* [EXERCISE INSTRUCTIONS] Send back the entries exactly as they were given.

* [DATA RECORDS]
###
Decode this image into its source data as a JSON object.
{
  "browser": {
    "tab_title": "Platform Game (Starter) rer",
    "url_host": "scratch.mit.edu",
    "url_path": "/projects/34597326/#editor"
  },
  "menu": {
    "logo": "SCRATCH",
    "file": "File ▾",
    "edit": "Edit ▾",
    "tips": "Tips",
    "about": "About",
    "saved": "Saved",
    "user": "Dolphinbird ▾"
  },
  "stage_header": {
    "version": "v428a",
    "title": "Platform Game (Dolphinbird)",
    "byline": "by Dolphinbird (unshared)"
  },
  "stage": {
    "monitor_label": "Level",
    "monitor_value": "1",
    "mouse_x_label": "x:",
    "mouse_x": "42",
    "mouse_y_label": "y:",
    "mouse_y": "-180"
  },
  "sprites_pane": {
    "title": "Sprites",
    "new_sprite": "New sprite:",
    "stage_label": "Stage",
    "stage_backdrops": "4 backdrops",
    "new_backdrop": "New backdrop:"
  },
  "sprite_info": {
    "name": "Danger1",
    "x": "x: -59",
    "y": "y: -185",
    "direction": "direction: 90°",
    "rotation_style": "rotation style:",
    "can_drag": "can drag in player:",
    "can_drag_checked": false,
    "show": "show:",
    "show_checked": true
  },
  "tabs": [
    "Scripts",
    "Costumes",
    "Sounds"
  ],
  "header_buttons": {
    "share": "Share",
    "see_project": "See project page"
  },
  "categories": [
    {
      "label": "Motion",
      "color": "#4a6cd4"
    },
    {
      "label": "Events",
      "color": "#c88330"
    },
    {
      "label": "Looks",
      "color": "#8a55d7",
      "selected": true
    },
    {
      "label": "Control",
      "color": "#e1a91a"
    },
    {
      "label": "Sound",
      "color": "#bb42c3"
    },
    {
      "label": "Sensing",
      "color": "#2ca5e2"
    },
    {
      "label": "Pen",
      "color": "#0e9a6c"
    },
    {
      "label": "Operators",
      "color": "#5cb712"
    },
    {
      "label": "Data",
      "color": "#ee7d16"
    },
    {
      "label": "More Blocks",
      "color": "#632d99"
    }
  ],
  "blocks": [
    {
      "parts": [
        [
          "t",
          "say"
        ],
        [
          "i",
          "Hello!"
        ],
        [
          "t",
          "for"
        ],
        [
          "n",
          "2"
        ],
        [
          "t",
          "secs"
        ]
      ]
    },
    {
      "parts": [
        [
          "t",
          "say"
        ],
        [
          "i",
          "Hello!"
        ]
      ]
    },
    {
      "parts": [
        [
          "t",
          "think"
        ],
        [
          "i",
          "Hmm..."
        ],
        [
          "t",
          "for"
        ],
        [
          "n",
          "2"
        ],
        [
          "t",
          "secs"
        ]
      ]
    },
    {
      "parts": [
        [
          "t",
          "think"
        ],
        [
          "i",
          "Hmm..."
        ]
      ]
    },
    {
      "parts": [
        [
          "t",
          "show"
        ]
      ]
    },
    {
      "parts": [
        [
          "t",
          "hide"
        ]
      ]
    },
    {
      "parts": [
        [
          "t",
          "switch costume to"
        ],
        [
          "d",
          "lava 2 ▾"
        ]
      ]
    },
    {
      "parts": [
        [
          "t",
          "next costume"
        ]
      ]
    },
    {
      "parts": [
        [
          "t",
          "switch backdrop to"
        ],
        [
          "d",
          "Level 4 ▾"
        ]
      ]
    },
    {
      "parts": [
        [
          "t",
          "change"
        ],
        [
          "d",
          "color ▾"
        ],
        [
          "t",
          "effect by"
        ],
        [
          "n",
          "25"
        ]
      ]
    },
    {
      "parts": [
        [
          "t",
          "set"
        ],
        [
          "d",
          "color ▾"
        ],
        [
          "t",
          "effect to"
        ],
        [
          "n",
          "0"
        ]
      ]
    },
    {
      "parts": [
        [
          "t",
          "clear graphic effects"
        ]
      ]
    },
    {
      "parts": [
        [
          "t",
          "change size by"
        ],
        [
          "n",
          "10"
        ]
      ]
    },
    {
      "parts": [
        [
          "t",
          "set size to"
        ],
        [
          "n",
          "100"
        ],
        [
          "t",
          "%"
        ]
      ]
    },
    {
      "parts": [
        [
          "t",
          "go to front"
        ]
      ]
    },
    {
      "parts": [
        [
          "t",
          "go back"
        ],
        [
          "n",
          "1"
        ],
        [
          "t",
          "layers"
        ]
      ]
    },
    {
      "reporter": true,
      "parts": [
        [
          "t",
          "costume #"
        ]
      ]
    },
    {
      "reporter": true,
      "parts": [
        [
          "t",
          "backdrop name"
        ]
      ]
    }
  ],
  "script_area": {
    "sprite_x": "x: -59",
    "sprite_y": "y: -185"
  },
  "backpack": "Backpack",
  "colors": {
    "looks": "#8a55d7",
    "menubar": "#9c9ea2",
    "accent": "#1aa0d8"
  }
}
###
* [SOLUTION TO THIS PROBLEM]
Decode this image into its source data as a JSON object.
{
  "browser": {
    "tab_title": "Platform Game (Starter) rer",
    "url_host": "scratch.mit.edu",
    "url_path": "/projects/34597326/#editor"
  },
  "menu": {
    "logo": "SCRATCH",
    "file": "File ▾",
    "edit": "Edit ▾",
    "tips": "Tips",
    "about": "About",
    "saved": "Saved",
    "user": "Dolphinbird ▾"
  },
  "stage_header": {
    "version": "v428a",
    "title": "Platform Game (Dolphinbird)",
    "byline": "by Dolphinbird (unshared)"
  },
  "stage": {
    "monitor_label": "Level",
    "monitor_value": "1",
    "mouse_x_label": "x:",
    "mouse_x": "42",
    "mouse_y_label": "y:",
    "mouse_y": "-180"
  },
  "sprites_pane": {
    "title": "Sprites",
    "new_sprite": "New sprite:",
    "stage_label": "Stage",
    "stage_backdrops": "4 backdrops",
    "new_backdrop": "New backdrop:"
  },
  "sprite_info": {
    "name": "Danger1",
    "x": "x: -59",
    "y": "y: -185",
    "direction": "direction: 90°",
    "rotation_style": "rotation style:",
    "can_drag": "can drag in player:",
    "can_drag_checked": false,
    "show": "show:",
    "show_checked": true
  },
  "tabs": [
    "Scripts",
    "Costumes",
    "Sounds"
  ],
  "header_buttons": {
    "share": "Share",
    "see_project": "See project page"
  },
  "categories": [
    {
      "label": "Motion",
      "color": "#4a6cd4"
    },
    {
      "label": "Events",
      "color": "#c88330"
    },
    {
      "label": "Looks",
      "color": "#8a55d7",
      "selected": true
    },
    {
      "label": "Control",
      "color": "#e1a91a"
    },
    {
      "label": "Sound",
      "color": "#bb42c3"
    },
    {
      "label": "Sensing",
      "color": "#2ca5e2"
    },
    {
      "label": "Pen",
      "color": "#0e9a6c"
    },
    {
      "label": "Operators",
      "color": "#5cb712"
    },
    {
      "label": "Data",
      "color": "#ee7d16"
    },
    {
      "label": "More Blocks",
      "color": "#632d99"
    }
  ],
  "blocks": [
    {
      "parts": [
        [
          "t",
          "say"
        ],
        [
          "i",
          "Hello!"
        ],
        [
          "t",
          "for"
        ],
        [
          "n",
          "2"
        ],
        [
          "t",
          "secs"
        ]
      ]
    },
    {
      "parts": [
        [
          "t",
          "say"
        ],
        [
          "i",
          "Hello!"
        ]
      ]
    },
    {
      "parts": [
        [
          "t",
          "think"
        ],
        [
          "i",
          "Hmm..."
        ],
        [
          "t",
          "for"
        ],
        [
          "n",
          "2"
        ],
        [
          "t",
          "secs"
        ]
      ]
    },
    {
      "parts": [
        [
          "t",
          "think"
        ],
        [
          "i",
          "Hmm..."
        ]
      ]
    },
    {
      "parts": [
        [
          "t",
          "show"
        ]
      ]
    },
    {
      "parts": [
        [
          "t",
          "hide"
        ]
      ]
    },
    {
      "parts": [
        [
          "t",
          "switch costume to"
        ],
        [
          "d",
          "lava 2 ▾"
        ]
      ]
    },
    {
      "parts": [
        [
          "t",
          "next costume"
        ]
      ]
    },
    {
      "parts": [
        [
          "t",
          "switch backdrop to"
        ],
        [
          "d",
          "Level 4 ▾"
        ]
      ]
    },
    {
      "parts": [
        [
          "t",
          "change"
        ],
        [
          "d",
          "color ▾"
        ],
        [
          "t",
          "effect by"
        ],
        [
          "n",
          "25"
        ]
      ]
    },
    {
      "parts": [
        [
          "t",
          "set"
        ],
        [
          "d",
          "color ▾"
        ],
        [
          "t",
          "effect to"
        ],
        [
          "n",
          "0"
        ]
      ]
    },
    {
      "parts": [
        [
          "t",
          "clear graphic effects"
        ]
      ]
    },
    {
      "parts": [
        [
          "t",
          "change size by"
        ],
        [
          "n",
          "10"
        ]
      ]
    },
    {
      "parts": [
        [
          "t",
          "set size to"
        ],
        [
          "n",
          "100"
        ],
        [
          "t",
          "%"
        ]
      ]
    },
    {
      "parts": [
        [
          "t",
          "go to front"
        ]
      ]
    },
    {
      "parts": [
        [
          "t",
          "go back"
        ],
        [
          "n",
          "1"
        ],
        [
          "t",
          "layers"
        ]
      ]
    },
    {
      "reporter": true,
      "parts": [
        [
          "t",
          "costume #"
        ]
      ]
    },
    {
      "reporter": true,
      "parts": [
        [
          "t",
          "backdrop name"
        ]
      ]
    }
  ],
  "script_area": {
    "sprite_x": "x: -59",
    "sprite_y": "y: -185"
  },
  "backpack": "Backpack",
  "colors": {
    "looks": "#8a55d7",
    "menubar": "#9c9ea2",
    "accent": "#1aa0d8"
  }
}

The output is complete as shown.